I’m pleased to announce that I just published my second Amazon Kindle ebook this week!
My Kindle flash fiction, “An Estella Exclusive,” is not only the first flash fiction I have ever published, but also written. Told as a first person raw interview, the story is about a man, the narrator who eludes potential fame with a celebrity socialite for a simpler life with a down-to-earth woman.
I conceived the story from answering a writing prompt late last year. The prompt calls for the writer to describe how his evening has been ruined by an arch enemy. The catch: the nemesis turns out to be a famous celebrity. The writer also has to discuss what he/she does to take back the night. Some months after answering the prompt, I revisited the answer and fleshed out the story, shaping the protagonist’s voice.
Here’s an excerpt from “An Estella Exclusive”:

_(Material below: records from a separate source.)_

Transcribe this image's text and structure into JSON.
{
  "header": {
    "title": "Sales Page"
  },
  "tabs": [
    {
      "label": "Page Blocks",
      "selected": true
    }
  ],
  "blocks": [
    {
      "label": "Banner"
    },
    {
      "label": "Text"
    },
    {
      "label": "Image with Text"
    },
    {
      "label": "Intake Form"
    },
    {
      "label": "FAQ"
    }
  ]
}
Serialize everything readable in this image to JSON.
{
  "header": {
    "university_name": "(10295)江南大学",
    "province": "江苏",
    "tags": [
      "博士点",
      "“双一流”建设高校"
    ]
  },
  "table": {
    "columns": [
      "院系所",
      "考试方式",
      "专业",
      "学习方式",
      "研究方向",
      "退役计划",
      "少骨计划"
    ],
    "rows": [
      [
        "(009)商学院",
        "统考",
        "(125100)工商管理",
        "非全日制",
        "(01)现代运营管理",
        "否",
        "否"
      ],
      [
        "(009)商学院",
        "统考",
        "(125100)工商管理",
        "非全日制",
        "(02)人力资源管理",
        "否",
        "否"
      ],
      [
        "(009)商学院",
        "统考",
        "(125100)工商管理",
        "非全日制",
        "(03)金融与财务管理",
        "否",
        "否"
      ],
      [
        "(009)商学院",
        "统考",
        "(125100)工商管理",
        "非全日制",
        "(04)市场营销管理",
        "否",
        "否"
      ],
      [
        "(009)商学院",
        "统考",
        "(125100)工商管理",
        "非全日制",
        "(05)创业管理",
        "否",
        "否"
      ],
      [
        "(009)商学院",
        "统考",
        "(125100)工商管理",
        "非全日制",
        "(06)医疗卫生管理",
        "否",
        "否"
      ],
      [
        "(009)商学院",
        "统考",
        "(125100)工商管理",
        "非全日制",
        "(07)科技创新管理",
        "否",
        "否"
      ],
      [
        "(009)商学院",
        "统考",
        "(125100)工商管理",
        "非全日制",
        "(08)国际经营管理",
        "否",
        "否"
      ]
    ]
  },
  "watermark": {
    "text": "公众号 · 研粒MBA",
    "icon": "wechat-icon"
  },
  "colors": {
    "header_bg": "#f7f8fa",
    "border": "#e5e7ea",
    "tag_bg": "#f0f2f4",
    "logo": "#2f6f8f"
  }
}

The ring box was in my jacket pocket as my fiancée and I dined at the Churrascaria de Yelena, the finest Brazilian steakhouse in the area. I’m sure you know about Estella Saunderson, the star of that reality show “Estella Forever”? Of course you do; you cover her all the time. Anyway, the press reported the restaurant as her favorite in town. Sure, I introduced her to that place when we were dating, but with her heavy travelling schedule nowadays, what were the odds she’d show up the same night I was to propose to my girlfriend?
I hired two editors on Fiverr.com to edit my Kindle flash fiction. I recommend this website. As the name somewhat implies, services begin at $5. From my experience, that amount does render quality service. However, freelancers do increase their prices the more services customers order.
Flash fiction defined
By the way, what is flash fiction, in case you’re wondering? According to Catherine Sustana, the resident short stories expert at About.com, “there is no universal agreement about the length of flash fiction, but it is usually fewer than 1,000 words.” But “usually the length of flash fiction is determined by the specific book, magazine, or website that’s publishing the story,” she writes.
What’s my opinion on flash fiction, both reading and writing it? Nowadays, it’s harder to get people’s attention than maybe 100 years ago. A media-saturated world — thousands of TV channels, movie rentals, cinematic theaters, ebooks, printed books and the all-encompassing internet and just an absolute immersion in a media-saturated world — makes it tougher to grab an audience’s attention in the 21st century. Seizing a potential reader’s interest from the get-go is mandatory. A good hook must do this and keep the person reading until the end.
Flash fiction takes writing talent to a whole different level. Considering the genre, writing style and other elements of storytelling, how much you, the author, have to say determines whether a story should be a flash fiction. It’s one thing to ramble in a 100,000-word novel; it’s another to condense the same story in 1,000 words. By the way, “An Estella Exclusive” is about 1,200 words.
“An Estella Exclusive” is 99 cents and available now on Kindle. But it will be free Saturday, Feb. 28, and Sunday, March 1!
If you also savor longer short stories, my ebook “Eve the First: A Fairy Tale Revision” is also available on Kindle. And this Saturday and Sunday, it will also be free!
Teresa Edmond-Sargeant is an Orlando, FL-based writer, journalist, author and poet. She is the founder/owner of Heathermoors Books & Words, a freelance writing service that customizes content for local publications and small businesses in Central Florida. A former staff writer in North Jersey, Edmond-Sargeant won two NJ Press Association Awards. She is the author of a poetry book “How Fate’s Confusion Connects” and an Amazon Kindle short story ebook “Eve the First,: A Fairy Tale Revision”.